Must we reject belief in God to accept the findings of science?
Dr. Francis S. Collins, Director of the National Institutes of Health, hosts this ground-breaking series in which several leading scientists, theologians, and philosophers explore the contrasts and similarities between religion and science. This group of experts considers if and how religion and science might coexist and even complement one another in the 21st century.
- Introduction — Francis S. Collins, Director, The Human Genome Project
- Friends or Foes? The Story of a Complex Relationship — David Wilkinson, St. John’s College, Durham
- Truth in Science and Theology — Philip Clayton, Claremont School of Theology
- God and Nature — Keith Ward, Oxford University
- Creation and Evolution — Darrel Falk, Point Loma Nazarene University
- What Does It Mean to Be Human? — Warren Brown, Fuller Theological Seminary
- The God of Hope and the End of the World — John Polkinghorne, Cambridge University
- Genetic Science and the Frontiers of Ethics — Ted Peters, Pacific Lutheran Theological Seminar
2.0 CEUs are available.
Image: Helix Nebula, via the Hubble Space Telescope
Past Students Said…
“This was a super-good course.
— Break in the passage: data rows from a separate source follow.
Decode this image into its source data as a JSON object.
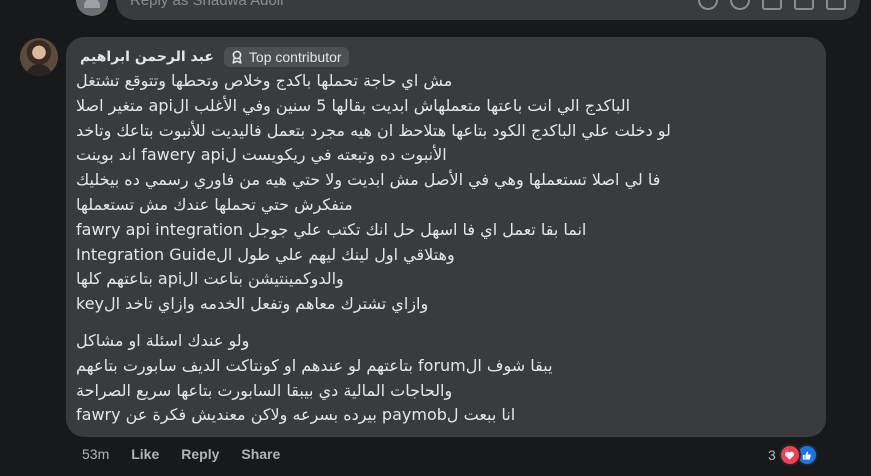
{
  "reply_box": {
    "placeholder": "Reply as Shadwa Adoli"
  },
  "comment": {
    "author": "عبد الرحمن ابراهيم",
    "badge": "Top contributor",
    "lines_block1": [
      "مش اي حاجة تحملها باكدج وخلاص وتحطها وتتوقع تشتغل",
      "الباكدج الي انت باعتها متعملهاش ابديت بقالها 5 سنين وفي الأغلب الapi متغير اصلا",
      "لو دخلت علي الباكدج الكود بتاعها هتلاحظ ان هيه مجرد بتعمل فاليديت للأنبوت بتاعك وتاخد",
      "الأنبوت ده وتبعته في ريكويست لfawery api اند بوينت",
      "فا لي اصلا تستعملها وهي في الأصل مش ابديت ولا حتي هيه من فاوري رسمي ده بيخليك",
      "متفكرش حتي تحملها عندك مش تستعملها",
      "انما بقا تعمل اي فا اسهل حل انك تكتب علي جوجل fawry api integration",
      "وهتلاقي اول لينك ليهم علي طول الIntegration Guide",
      "والدوكمينتيشن بتاعت الapi بتاعتهم كلها",
      "وازاي تشترك معاهم وتفعل الخدمه وازاي تاخد الkey"
    ],
    "lines_block2": [
      "ولو عندك اسئلة او مشاكل",
      "يبقا شوف الforum بتاعتهم لو عندهم او كونتاكت الديف سابورت بتاعهم",
      "والحاجات المالية دي بيبقا السابورت بتاعها سريع الصراحة",
      "انا ببعت لpaymob بيرده بسرعه ولاكن معنديش فكرة عن fawry"
    ],
    "time": "53m",
    "actions": [
      "Like",
      "Reply",
      "Share"
    ],
    "reaction_count": "3"
  },
  "colors": {
    "background": "#18191a",
    "bubble": "#3a3b3c",
    "text": "#e4e6eb",
    "secondary_text": "#b0b3b8",
    "love": "#f33e58",
    "like": "#1b74e4"
  },
  "icons": {
    "badge": "contributor-badge-icon",
    "reactions": [
      "love-reaction-icon",
      "like-reaction-icon"
    ]
  }
}
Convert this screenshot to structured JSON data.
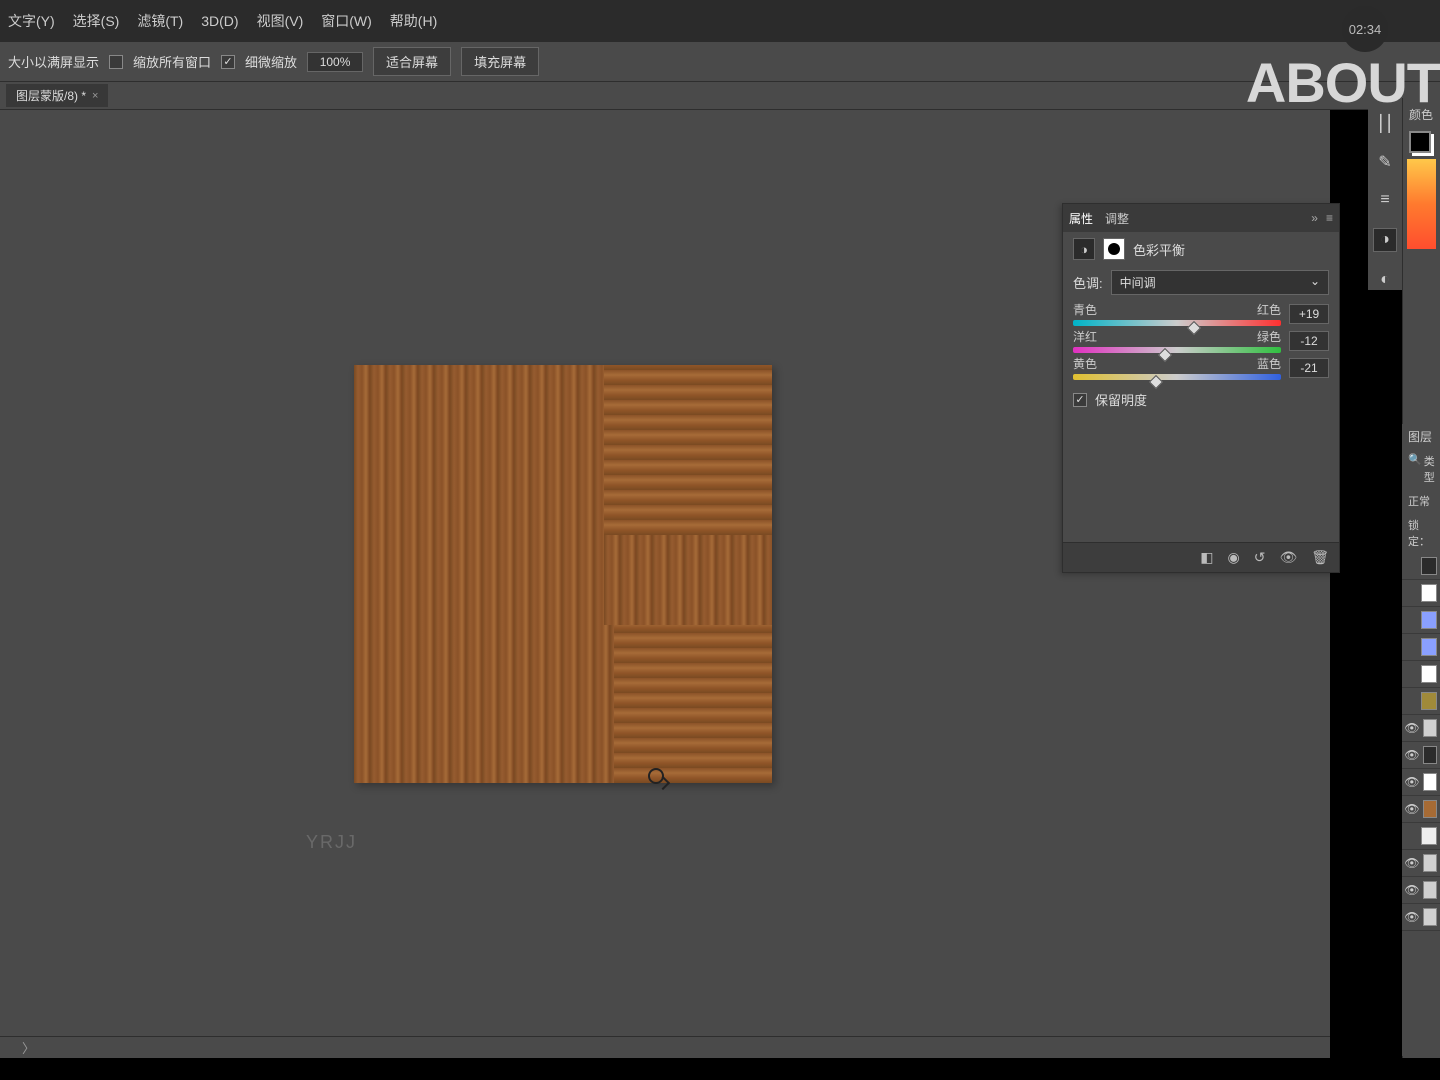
{
  "menu": {
    "items": [
      "文字(Y)",
      "选择(S)",
      "滤镜(T)",
      "3D(D)",
      "视图(V)",
      "窗口(W)",
      "帮助(H)"
    ]
  },
  "options": {
    "fit_label": "大小以满屏显示",
    "all_windows_label": "缩放所有窗口",
    "all_windows_checked": false,
    "fine_zoom_label": "细微缩放",
    "fine_zoom_checked": true,
    "zoom_value": "100%",
    "fit_screen": "适合屏幕",
    "fill_screen": "填充屏幕"
  },
  "doc_tab": {
    "name": "图层蒙版/8) *"
  },
  "watermark": "YRJJ",
  "brand": "ABOUT",
  "clock": "02:34",
  "panel": {
    "tabs": {
      "t1": "属性",
      "t2": "调整"
    },
    "collapse": "»",
    "menu_icon": "≡",
    "type_label": "色彩平衡",
    "tone_label": "色调:",
    "tone_value": "中间调",
    "sliders": [
      {
        "left": "青色",
        "right": "红色",
        "value": "+19",
        "pos": 58
      },
      {
        "left": "洋红",
        "right": "绿色",
        "value": "-12",
        "pos": 44
      },
      {
        "left": "黄色",
        "right": "蓝色",
        "value": "-21",
        "pos": 40
      }
    ],
    "preserve_lum": "保留明度",
    "preserve_checked": true
  },
  "right": {
    "color_label": "颜色",
    "layers_label": "图层",
    "filter_label": "类型",
    "blend_label": "正常",
    "lock_label": "锁定："
  },
  "layers": [
    {
      "eye": false,
      "bg": "#2b2b2b"
    },
    {
      "eye": false,
      "bg": "#ffffff"
    },
    {
      "eye": false,
      "bg": "#8aa0ff"
    },
    {
      "eye": false,
      "bg": "#8aa0ff"
    },
    {
      "eye": false,
      "bg": "#ffffff"
    },
    {
      "eye": false,
      "bg": "#a08a3a"
    },
    {
      "eye": true,
      "bg": "#d0d0d0"
    },
    {
      "eye": true,
      "bg": "#2b2b2b"
    },
    {
      "eye": true,
      "bg": "#ffffff"
    },
    {
      "eye": true,
      "bg": "#a66b35"
    },
    {
      "eye": false,
      "bg": "#eeeeee"
    },
    {
      "eye": true,
      "bg": "#d0d0d0"
    },
    {
      "eye": true,
      "bg": "#d0d0d0"
    },
    {
      "eye": true,
      "bg": "#d0d0d0"
    }
  ],
  "status": {
    "expand": "〉"
  }
}
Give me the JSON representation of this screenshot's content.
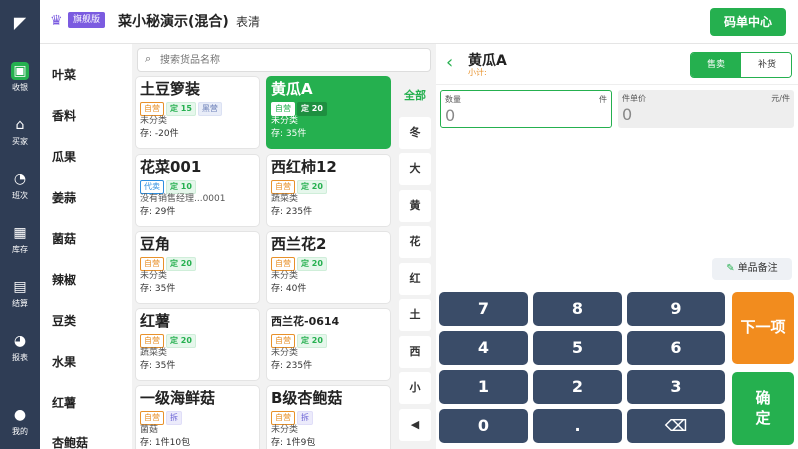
{
  "header": {
    "logo": "◤",
    "crown_icon": "♛",
    "vip_badge": "旗舰版",
    "store_name": "菜小秘演示(混合)",
    "user_name": "表清",
    "order_center": "码单中心"
  },
  "nav": [
    {
      "icon": "cashier-icon",
      "glyph": "▣",
      "label": "收银"
    },
    {
      "icon": "basket-icon",
      "glyph": "⌂",
      "label": "买家"
    },
    {
      "icon": "pie-icon",
      "glyph": "◔",
      "label": "班次"
    },
    {
      "icon": "warehouse-icon",
      "glyph": "▦",
      "label": "库存"
    },
    {
      "icon": "truck-icon",
      "glyph": "▤",
      "label": "结算"
    },
    {
      "icon": "report-icon",
      "glyph": "◕",
      "label": "报表"
    },
    {
      "icon": "user-icon",
      "glyph": "●",
      "label": "我的"
    }
  ],
  "categories": [
    "叶菜",
    "香料",
    "瓜果",
    "姜蒜",
    "菌菇",
    "辣椒",
    "豆类",
    "水果",
    "红薯",
    "杏鲍菇"
  ],
  "search": {
    "placeholder": "搜索货品名称",
    "icon": "⌕"
  },
  "products": [
    {
      "name": "土豆箩装",
      "tags": [
        {
          "t": "自营",
          "k": "ziying"
        },
        {
          "t": "定 15",
          "k": "ding"
        },
        {
          "t": "黑营",
          "k": "heiying"
        }
      ],
      "cls": "未分类",
      "stock": "存: -20件"
    },
    {
      "name": "黄瓜A",
      "tags": [
        {
          "t": "自营",
          "k": "ziying"
        },
        {
          "t": "定 20",
          "k": "ding"
        }
      ],
      "cls": "未分类",
      "stock": "存: 35件",
      "selected": true
    },
    {
      "name": "花菜001",
      "tags": [
        {
          "t": "代卖",
          "k": "daimai"
        },
        {
          "t": "定 10",
          "k": "ding"
        }
      ],
      "cls": "没有销售经理...0001",
      "stock": "存: 29件"
    },
    {
      "name": "西红柿12",
      "tags": [
        {
          "t": "自营",
          "k": "ziying"
        },
        {
          "t": "定 20",
          "k": "ding"
        }
      ],
      "cls": "蔬菜类",
      "stock": "存: 235件"
    },
    {
      "name": "豆角",
      "tags": [
        {
          "t": "自营",
          "k": "ziying"
        },
        {
          "t": "定 20",
          "k": "ding"
        }
      ],
      "cls": "未分类",
      "stock": "存: 35件"
    },
    {
      "name": "西兰花2",
      "tags": [
        {
          "t": "自营",
          "k": "ziying"
        },
        {
          "t": "定 20",
          "k": "ding"
        }
      ],
      "cls": "未分类",
      "stock": "存: 40件"
    },
    {
      "name": "红薯",
      "tags": [
        {
          "t": "自营",
          "k": "ziying"
        },
        {
          "t": "定 20",
          "k": "ding"
        }
      ],
      "cls": "蔬菜类",
      "stock": "存: 35件"
    },
    {
      "name": "西兰花-0614",
      "small": true,
      "tags": [
        {
          "t": "自营",
          "k": "ziying"
        },
        {
          "t": "定 20",
          "k": "ding"
        }
      ],
      "cls": "未分类",
      "stock": "存: 235件"
    },
    {
      "name": "一级海鲜菇",
      "tags": [
        {
          "t": "自营",
          "k": "ziying"
        },
        {
          "t": "拆",
          "k": "chai"
        }
      ],
      "cls": "菌菇",
      "stock": "存: 1件10包"
    },
    {
      "name": "B级杏鲍菇",
      "tags": [
        {
          "t": "自营",
          "k": "ziying"
        },
        {
          "t": "拆",
          "k": "chai"
        }
      ],
      "cls": "未分类",
      "stock": "存: 1件9包"
    }
  ],
  "index_letters": [
    "全部",
    "冬",
    "大",
    "黄",
    "花",
    "红",
    "土",
    "西",
    "小",
    "◀"
  ],
  "detail": {
    "back": "‹",
    "title": "黄瓜A",
    "subtitle": "小计:",
    "toggle_on": "售卖",
    "toggle_off": "补货",
    "qty_label": "数量",
    "qty_unit": "件",
    "qty_value": "0",
    "price_label": "件单价",
    "price_unit": "元/件",
    "price_value": "0",
    "note_icon": "✎",
    "note_label": "单品备注"
  },
  "keypad": {
    "k7": "7",
    "k8": "8",
    "k9": "9",
    "k4": "4",
    "k5": "5",
    "k6": "6",
    "k1": "1",
    "k2": "2",
    "k3": "3",
    "k0": "0",
    "kdot": ".",
    "kdel": "⌫",
    "next": "下一项",
    "confirm": "确\n定"
  }
}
The lecturers do a wonderful job of explaining difficult concepts. The Biblical material was usually on point and useful. I enjoyed the written materials outlining each week’s issues. Many thanks to Dr. Collins, the lecturers, and the facilitators.”
“I enjoyed the videos. The questions are thought provoking and forced me to think outside my comfort zone.”
“I really appreciated all of the components of this course. My favorite lessons though were the last one on creation and the one on ‘what does it mean to be human’. I got the most of of the one on being human because of my personal experience with brain injury, and I felt most convicted after the lesson on creation. But I also feel that the lesson on Creation Care was the perfect ending to this course.”
“I think the facilitator did a good job of answering the questions but also letting us flesh out some of the more difficult concepts on our own.”
About the Instructor
Scott Gallagher begins his work with the Wesley Academy for Advanced Christian Studies in the fall of 2022. Throughout Scott’s ministry he has led and facilitated seminars and workshops for clergy and laity.
Scott brings with him a wealth of knowledge from years of ordained ministry in the United Methodist Church, where he has served and created multi-cultural congregations. Additionally, he has received numerous multidisciplinary certifications over the past 25 years, through which he has applied the connection of spiritual, emotional, and physical well-being to multiple facets of ministry including administration, mission, congregational growth, and leadership excellence. Scott has applied his experience, research, and education in hands-on ways as a certified personal trainer, ministry guide, and even in the construction field. His application of these principles is founded upon the Wesleyan Quadrilateral, whereby all elements and understandings of creation work with Scripture to enable all to achieve fullness of existence.
Scott earned both his D.Min. and M.Div. from Wesley Theological Seminary.
About the Program Director
Michael Beardslee began working for the Institute for Discipleship and BeADisciple in early 2016, developing and facilitating courses for the new Wesley Lay Academy. This was a natural transition for him: He had been the Institute for Discipleship’s Visiting Scholar Southwestern College, then continued the work he began with BeADisciple.
Michael is currently a Ph.D. candidate at Fuller Theological Seminary (intercultural studies), working under Pentecostal theologian Amos Yong. His doctoral research concerns the way Christians from different cultural locations relate to one another in a globalized Christianity. His writing was featured most recently in “Breaking the Marriage Idol: Reconstructing Our Cultural and Spiritual Norms” (IVP, 2018), and in the Religion and Theology Journal (Brill, 2017).
In additional to his doctoral studies Michael holds a bachelor’s degree in religion and philosophy from Friends University, an M.A. from Pittsburgh Theological Seminary, and a Th.M. in systematic theology from Trinity International University.